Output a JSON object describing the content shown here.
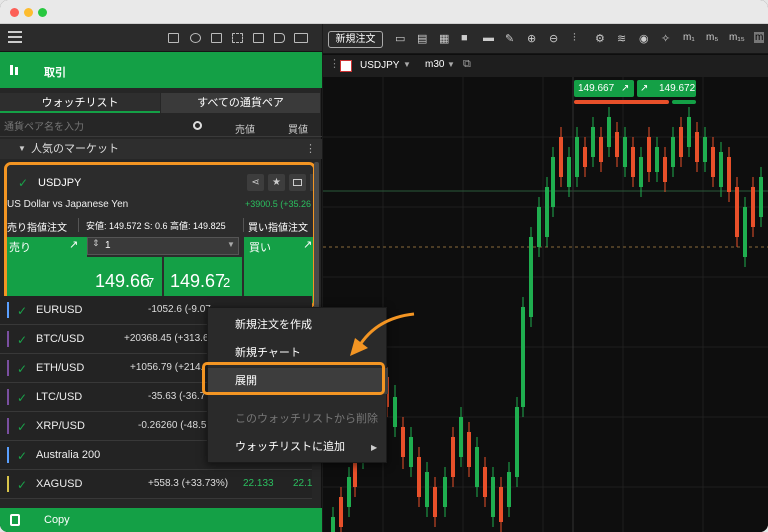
{
  "toolbar": {
    "new_order": "新規注文"
  },
  "left": {
    "section_title": "取引",
    "tabs": [
      "ウォッチリスト",
      "すべての通貨ペア"
    ],
    "search_placeholder": "通貨ペア名を入力",
    "col_sell": "売値",
    "col_buy": "買値",
    "group": "人気のマーケット",
    "card": {
      "symbol": "USDJPY",
      "description": "US Dollar vs Japanese Yen",
      "change": "+3900.5 (+35.26",
      "sell_order": "売り指値注文",
      "stats": "安値: 149.572  S: 0.6  高値: 149.825",
      "buy_order": "買い指値注文",
      "sell_label": "売り",
      "buy_label": "買い",
      "qty": "1",
      "bid_main": "149.66",
      "bid_pip": "7",
      "ask_main": "149.67",
      "ask_pip": "2"
    },
    "rows": [
      {
        "name": "EURUSD",
        "change": "-1052.6 (-9.07",
        "bid": "",
        "ask": "",
        "color": "#5aa0ff"
      },
      {
        "name": "BTC/USD",
        "change": "+20368.45 (+313.65",
        "bid": "",
        "ask": "",
        "color": "#7a4fa0"
      },
      {
        "name": "ETH/USD",
        "change": "+1056.79 (+214.",
        "bid": "",
        "ask": "",
        "color": "#7a4fa0"
      },
      {
        "name": "LTC/USD",
        "change": "-35.63 (-36.7",
        "bid": "",
        "ask": "",
        "color": "#7a4fa0"
      },
      {
        "name": "XRP/USD",
        "change": "-0.26260 (-48.51",
        "bid": "",
        "ask": "",
        "color": "#7a4fa0"
      },
      {
        "name": "Australia 200",
        "change": "",
        "bid": "",
        "ask": "",
        "color": "#5aa0ff"
      },
      {
        "name": "XAGUSD",
        "change": "+558.3 (+33.73%)",
        "bid": "22.133",
        "ask": "22.1",
        "color": "#d7c44a"
      }
    ],
    "bottom": "Copy"
  },
  "chart": {
    "symbol": "USDJPY",
    "tf": "m30",
    "sell_price": "149.667",
    "buy_price": "149.672"
  },
  "context_menu": {
    "items": [
      "新規注文を作成",
      "新規チャート",
      "展開",
      "このウォッチリストから削除",
      "ウォッチリストに追加"
    ]
  },
  "colors": {
    "green": "#14a046",
    "orange": "#f39523",
    "sell": "#e8502a"
  }
}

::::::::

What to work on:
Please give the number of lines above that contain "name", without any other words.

Response:
7